This is insulting.  Morally, I’m entitled to board any train I want: I paid the T $59 for the privilege.  Of course, I expect to have to prove that, so I’ve carried a valid monthly pass each and every time I’ve stepped onto MBTA property.  The insult isn’t the request for passengers to prove they paid; the insult is the assumption that we haven’t.  It’s a subtle but critical distinction.

Assuming most passengers are like me—honest commuters just trying to get to work—the T should let us aboard freely.  To catch fare evaders, ask passengers randomly for proof of their payment.  Many transit systems, including some in California and many abroad, use just such a “Proof of Payment” system.  The T even promised one in 2007, but then never followed through.
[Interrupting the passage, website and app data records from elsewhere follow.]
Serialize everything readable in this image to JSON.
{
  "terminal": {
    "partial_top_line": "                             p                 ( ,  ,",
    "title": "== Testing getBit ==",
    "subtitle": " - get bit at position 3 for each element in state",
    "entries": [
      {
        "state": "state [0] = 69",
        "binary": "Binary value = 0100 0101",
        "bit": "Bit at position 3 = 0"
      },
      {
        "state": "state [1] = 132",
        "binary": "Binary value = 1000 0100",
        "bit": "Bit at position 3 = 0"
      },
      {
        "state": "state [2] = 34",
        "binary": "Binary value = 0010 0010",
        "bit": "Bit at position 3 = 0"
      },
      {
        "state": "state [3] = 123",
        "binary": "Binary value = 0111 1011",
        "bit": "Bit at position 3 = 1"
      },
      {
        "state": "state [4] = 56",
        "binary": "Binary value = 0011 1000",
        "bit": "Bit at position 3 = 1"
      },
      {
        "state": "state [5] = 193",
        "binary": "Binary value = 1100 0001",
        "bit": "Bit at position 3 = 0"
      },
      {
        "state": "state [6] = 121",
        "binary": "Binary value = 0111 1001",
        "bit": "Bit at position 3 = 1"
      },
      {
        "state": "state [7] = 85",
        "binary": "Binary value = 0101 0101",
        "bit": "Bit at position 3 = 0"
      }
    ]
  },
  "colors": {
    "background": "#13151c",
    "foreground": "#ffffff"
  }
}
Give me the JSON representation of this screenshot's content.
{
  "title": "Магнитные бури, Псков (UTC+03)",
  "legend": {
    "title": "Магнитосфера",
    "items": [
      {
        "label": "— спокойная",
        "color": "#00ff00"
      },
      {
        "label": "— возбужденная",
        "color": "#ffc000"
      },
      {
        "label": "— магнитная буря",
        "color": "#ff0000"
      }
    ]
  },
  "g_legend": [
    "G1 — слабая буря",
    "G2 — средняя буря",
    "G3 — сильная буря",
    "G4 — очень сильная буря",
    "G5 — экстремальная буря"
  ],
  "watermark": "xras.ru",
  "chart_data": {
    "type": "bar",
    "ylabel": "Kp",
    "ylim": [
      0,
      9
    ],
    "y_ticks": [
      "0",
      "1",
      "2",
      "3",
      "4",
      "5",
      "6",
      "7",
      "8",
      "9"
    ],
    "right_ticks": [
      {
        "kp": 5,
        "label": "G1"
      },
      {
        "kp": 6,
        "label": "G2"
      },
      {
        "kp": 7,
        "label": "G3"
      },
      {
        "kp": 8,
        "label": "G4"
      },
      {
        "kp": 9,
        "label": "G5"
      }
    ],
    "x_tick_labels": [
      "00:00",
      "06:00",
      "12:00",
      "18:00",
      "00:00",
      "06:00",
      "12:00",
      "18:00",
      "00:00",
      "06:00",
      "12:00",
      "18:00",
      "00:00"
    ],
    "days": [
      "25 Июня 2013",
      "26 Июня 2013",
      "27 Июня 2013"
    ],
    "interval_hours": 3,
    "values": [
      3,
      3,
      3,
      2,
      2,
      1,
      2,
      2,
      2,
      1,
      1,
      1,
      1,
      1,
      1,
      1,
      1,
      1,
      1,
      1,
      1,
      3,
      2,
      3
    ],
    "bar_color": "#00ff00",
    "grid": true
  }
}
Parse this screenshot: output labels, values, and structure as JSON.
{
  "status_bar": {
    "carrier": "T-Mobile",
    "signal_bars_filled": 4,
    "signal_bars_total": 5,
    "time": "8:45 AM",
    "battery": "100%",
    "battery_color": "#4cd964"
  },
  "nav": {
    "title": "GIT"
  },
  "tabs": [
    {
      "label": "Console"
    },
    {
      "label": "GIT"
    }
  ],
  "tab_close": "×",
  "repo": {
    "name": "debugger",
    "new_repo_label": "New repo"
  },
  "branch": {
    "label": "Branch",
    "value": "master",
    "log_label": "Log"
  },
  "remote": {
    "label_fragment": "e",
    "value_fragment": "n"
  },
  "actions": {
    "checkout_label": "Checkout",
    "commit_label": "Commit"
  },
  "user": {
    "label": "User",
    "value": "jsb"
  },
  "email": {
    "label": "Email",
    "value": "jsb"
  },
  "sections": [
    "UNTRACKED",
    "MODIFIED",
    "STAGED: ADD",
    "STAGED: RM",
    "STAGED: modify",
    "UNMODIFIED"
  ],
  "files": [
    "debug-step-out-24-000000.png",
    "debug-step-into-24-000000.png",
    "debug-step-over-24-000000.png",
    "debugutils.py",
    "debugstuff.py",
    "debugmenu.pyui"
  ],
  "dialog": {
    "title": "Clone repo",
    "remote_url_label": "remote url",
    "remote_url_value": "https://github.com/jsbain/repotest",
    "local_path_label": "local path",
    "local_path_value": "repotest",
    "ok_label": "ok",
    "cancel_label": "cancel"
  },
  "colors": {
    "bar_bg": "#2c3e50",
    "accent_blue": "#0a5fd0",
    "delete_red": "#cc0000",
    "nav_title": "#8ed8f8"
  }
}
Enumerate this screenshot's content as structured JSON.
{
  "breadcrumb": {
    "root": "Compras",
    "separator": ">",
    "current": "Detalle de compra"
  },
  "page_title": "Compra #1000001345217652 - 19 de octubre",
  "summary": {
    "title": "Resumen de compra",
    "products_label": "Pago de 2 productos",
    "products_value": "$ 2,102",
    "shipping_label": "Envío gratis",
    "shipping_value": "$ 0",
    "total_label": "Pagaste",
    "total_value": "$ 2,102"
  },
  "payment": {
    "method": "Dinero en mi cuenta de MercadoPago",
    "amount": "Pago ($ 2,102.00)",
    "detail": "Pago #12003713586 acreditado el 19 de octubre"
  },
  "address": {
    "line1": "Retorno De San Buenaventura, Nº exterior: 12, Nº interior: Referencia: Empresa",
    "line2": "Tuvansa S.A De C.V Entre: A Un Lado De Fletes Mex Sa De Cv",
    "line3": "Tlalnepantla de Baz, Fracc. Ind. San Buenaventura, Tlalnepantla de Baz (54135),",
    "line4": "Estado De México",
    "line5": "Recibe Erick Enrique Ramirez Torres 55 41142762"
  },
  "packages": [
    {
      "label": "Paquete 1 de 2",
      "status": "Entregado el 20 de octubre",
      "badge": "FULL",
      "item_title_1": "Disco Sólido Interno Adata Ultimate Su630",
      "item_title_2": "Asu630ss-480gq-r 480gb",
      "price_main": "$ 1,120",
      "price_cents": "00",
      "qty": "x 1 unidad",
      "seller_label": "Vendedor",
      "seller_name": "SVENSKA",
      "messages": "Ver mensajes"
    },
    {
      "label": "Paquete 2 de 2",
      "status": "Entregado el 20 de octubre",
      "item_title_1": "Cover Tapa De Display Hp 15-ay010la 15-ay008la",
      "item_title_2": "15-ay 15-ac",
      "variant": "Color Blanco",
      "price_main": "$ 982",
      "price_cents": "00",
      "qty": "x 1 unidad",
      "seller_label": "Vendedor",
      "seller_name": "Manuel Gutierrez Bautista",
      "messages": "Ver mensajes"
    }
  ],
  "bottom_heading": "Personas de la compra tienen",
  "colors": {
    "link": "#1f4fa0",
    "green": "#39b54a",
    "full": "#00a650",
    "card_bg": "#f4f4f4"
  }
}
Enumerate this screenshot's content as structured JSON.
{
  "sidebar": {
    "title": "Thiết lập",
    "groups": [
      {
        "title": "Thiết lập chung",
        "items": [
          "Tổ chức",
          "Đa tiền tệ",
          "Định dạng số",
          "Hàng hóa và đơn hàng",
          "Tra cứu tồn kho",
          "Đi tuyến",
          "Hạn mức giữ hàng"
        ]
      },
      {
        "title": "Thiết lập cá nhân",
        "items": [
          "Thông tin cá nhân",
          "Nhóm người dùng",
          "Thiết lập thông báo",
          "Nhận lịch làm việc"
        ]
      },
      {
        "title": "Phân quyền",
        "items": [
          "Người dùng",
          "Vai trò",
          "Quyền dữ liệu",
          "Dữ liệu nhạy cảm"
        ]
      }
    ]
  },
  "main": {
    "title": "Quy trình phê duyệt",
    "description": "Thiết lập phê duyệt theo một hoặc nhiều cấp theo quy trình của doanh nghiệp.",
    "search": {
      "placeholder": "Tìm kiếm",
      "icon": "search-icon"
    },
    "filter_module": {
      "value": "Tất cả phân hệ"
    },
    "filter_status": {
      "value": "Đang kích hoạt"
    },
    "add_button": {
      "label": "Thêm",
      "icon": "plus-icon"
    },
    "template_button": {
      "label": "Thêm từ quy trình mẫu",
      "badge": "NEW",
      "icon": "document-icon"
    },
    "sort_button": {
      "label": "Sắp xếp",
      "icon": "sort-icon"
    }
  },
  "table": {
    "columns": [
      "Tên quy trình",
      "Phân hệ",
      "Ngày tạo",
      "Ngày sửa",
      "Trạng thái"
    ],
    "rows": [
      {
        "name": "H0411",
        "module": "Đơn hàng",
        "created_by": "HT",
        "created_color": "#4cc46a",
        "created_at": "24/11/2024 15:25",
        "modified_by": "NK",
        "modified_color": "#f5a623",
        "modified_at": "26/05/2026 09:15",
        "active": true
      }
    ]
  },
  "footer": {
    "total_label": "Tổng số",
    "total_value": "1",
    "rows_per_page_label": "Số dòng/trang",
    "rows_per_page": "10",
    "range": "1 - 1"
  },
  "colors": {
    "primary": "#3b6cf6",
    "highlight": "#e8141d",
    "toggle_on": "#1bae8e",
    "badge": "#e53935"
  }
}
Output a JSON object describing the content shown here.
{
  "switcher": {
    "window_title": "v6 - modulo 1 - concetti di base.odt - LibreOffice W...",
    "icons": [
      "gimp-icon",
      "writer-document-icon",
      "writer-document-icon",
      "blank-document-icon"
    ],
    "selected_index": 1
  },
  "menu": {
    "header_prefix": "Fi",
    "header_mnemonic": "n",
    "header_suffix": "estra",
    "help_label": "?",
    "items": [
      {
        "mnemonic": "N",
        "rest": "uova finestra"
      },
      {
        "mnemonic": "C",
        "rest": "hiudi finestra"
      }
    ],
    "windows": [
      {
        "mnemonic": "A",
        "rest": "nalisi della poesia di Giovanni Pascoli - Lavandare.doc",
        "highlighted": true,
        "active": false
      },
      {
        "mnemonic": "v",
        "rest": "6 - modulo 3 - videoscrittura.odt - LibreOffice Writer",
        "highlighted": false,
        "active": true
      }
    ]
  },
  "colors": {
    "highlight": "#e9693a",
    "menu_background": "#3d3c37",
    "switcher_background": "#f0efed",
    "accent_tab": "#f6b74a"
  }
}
Through signage and announcements, ask those paying cash to board at the front door, while letting everyone else board unchecked.  Then have inspectors patrol trains and platforms, asking for proof of payment.  Cash-payers can show a receipt, and everyone else can show their CharlieCard or CharlieTicket.  When you find someone with no payment, levy a $400 fine.  (The current fine for fare evasion is $25.)

Catching one person can then cover the revenue lost from 199 other fare evaders!  Sure, the math is more subtle than that after accounting for people who won’t pay the fine and for the inspectors’ salaries, but it’s workable.

An approach like this restores trust in honest commuters: we can board efficiently at any door.  Cash fares are largely unaffected: they board the front door, like in any of the previous systems (and a good system of warnings for out of town or first-time fare evaders will make it even more transparent).  And true fare evaders?  They finally pay up.

Personally, I’ll strongly support any move toward this system, whether implemented through MBTA policy, or through Massachusetts law.

Leave a Reply

Your email address will not be published. Required fields are marked *